The Associated Press carried a story this past week about an incentive supported by President Obama to help illegal immigrants become American citizens and graduate college.
This underlying concern over the rights and privileges of illegal immigrants to the United States has been one of fluctuating fervor over the past decade. The question inevitably comes down to how this unaccounted-for body will affect the country and what treatment it will receive.
Personally, I believe both sides of this discussion have valid points. Illegal immigrants come to this country mostly under political, economic or social duress. They flee war-torn, disease-stricken and economically-unstable environments.
Many simply wish for a better life for themselves and their families, a place where their children may grow up with the chance for a quality education, future prospects and the ability to live without fear. For those of us who have lived in such security for most or all of our lives, this might seem like a strange concept.
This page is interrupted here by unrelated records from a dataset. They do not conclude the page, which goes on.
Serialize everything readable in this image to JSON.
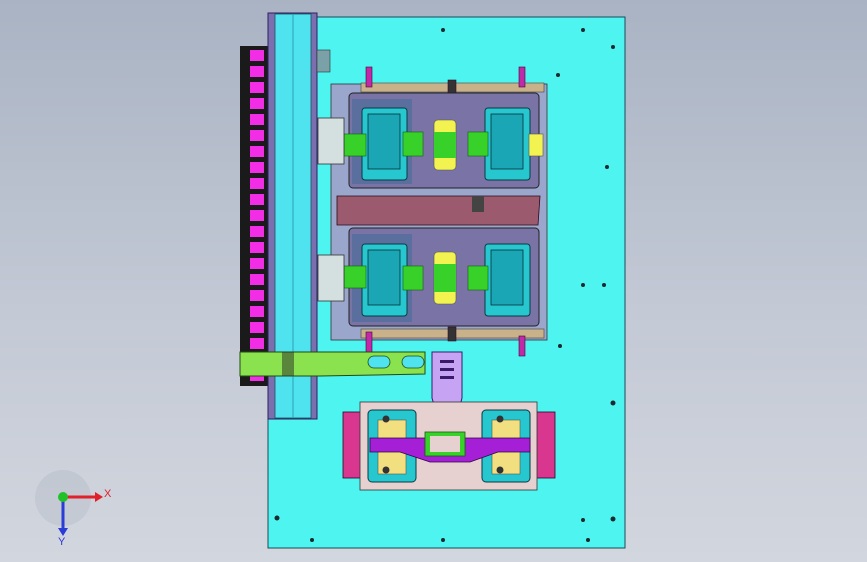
{
  "viewport": {
    "view": "cad-assembly-front-view",
    "colors": {
      "background_top": "#a9b3c3",
      "background_bottom": "#d2d6de",
      "base_plate": "#4df4f0",
      "rail": "#4ee3ef",
      "chain": "#f12ee6",
      "fixture_plate": "#9aa6cc",
      "module_frame": "#7a73a6",
      "part_cyan": "#27c7cf",
      "part_green": "#37d12a",
      "part_yellow": "#f2f250",
      "arm_green": "#8ae34e",
      "accent_purple": "#c6a4f3",
      "accent_magenta": "#d8368f",
      "divider": "#9c5a6e"
    },
    "icons": [
      "coordinate-triad-icon",
      "drag-chain-icon",
      "gripper-fixture-icon"
    ]
  },
  "triad": {
    "x_label": "X",
    "y_label": "Y",
    "x_color": "#e0202a",
    "y_color": "#2a3bd6",
    "z_color": "#22c12a"
  }
}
On the opposite side of the argument, many see the influx of immigrants, particularly those entering the United States illegally, as a detriment to the system. These people might argue that the immigrants’ presence dilutes the American culture and identity, that jobs and resources are being consumed unfairly and more rapidly than they would have otherwise.
My belief is that the way Americans look at immigrants as a whole needs to change. We are a country founded on immigration. Our ancestors came here for many of the same reasons others are arriving today: security, freedom, a more hopeful future. These people are aware of the risks, especially if they are attempting to enter the United States illegally, and therefore they must have extremely good reasons for doing so.
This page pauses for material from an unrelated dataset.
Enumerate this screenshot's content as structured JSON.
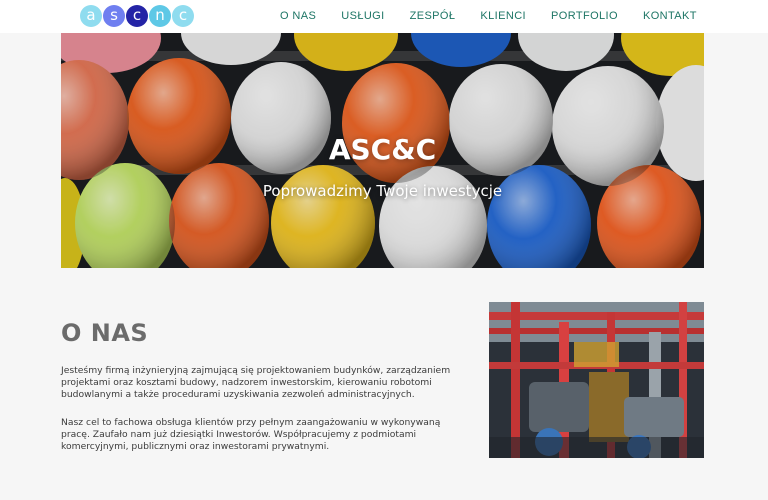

Overall, rather than corrupting the so-called “American way,” immigrants actually revitalize it. My aunt, for example, is from the Philippines, and the wealth of information and experience she brings from that culture is astounding and enriching. In other words, the America we see today could not have been possible without immigrants. They are an under-appreciated, yet vital, part of who we are, and they should not be treated any differently because of where they were born.